The Influence of Psychosocial Maturity on Male Juvenile Offenders’ Comprehension and Understanding of the Miranda Warning
APA Citation: Colwell, L. H., Cruise, K. R., Guy, L. S., McCoy, W. K., Fernandez, K., & Ross, H. H. (2005). The Influence of psychosocial maturity on male juvenile offenders’ comprehension and understanding of the Miranda warning. Journal of the American Academy of Psychiatry and the Law, 33, 44-454.
The final version of record is available at The Journal of the American Academy of Psychiatry and the Law.
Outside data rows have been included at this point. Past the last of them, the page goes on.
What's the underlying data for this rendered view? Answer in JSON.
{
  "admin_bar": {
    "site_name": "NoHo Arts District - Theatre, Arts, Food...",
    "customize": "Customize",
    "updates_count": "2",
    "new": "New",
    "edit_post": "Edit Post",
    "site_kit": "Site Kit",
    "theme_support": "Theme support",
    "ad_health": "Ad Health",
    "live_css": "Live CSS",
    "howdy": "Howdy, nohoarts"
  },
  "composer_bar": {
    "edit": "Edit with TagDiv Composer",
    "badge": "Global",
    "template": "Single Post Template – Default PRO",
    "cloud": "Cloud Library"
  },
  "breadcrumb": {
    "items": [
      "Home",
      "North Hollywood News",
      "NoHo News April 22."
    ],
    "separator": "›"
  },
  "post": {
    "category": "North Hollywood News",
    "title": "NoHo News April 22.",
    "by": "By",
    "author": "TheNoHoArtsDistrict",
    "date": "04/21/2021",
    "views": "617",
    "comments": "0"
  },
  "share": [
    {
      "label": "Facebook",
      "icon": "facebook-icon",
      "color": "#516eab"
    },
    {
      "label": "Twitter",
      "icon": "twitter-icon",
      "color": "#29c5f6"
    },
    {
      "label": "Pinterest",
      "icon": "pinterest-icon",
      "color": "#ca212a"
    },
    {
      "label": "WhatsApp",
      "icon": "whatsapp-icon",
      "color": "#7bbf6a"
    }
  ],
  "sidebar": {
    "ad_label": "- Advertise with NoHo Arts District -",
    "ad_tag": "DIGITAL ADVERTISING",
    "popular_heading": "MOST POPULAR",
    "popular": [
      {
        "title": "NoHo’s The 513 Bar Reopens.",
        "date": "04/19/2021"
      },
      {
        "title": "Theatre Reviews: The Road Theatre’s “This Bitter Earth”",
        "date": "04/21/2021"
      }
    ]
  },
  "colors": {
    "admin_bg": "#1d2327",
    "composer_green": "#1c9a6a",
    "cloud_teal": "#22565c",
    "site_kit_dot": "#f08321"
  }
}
Self-report measures of psychosocial maturity and screening measures of achievement and intelligence (Wechsler Abbreviated Scale of Intelligence; WASI) were used to investigate the influence of psychosocial maturity on male juvenile offenders’ comprehension and appreciation of the Miranda warning (Grisso’s Instruments for Assessing Understanding and Appreciation of Miranda Rights; GUAM). A sample of 67 male juvenile offenders, placed in a short-term detention facility or juvenile boot camp facility, participated in the study. Demographic differences revealed that youths in short-term detention were approximately one year older than boot camp youths. The two groups did not differ in IQ or measures of psychosocial maturity. Detention youths had GUAM subtest scores that were slightly higher than, but comparable to, those of boot camp youths. Consistent with previous research, verbal IQ correlated positively with GUAM subtest scores and was a significant predictor of all four scores after controlling for setting and age in a series of hierarchical regressions. In addition, the psychosocial maturity factor of Responsibility was a significant predictor of two GUAM subtests (CMR and FRI), while the Temperance and Perspective factors were not.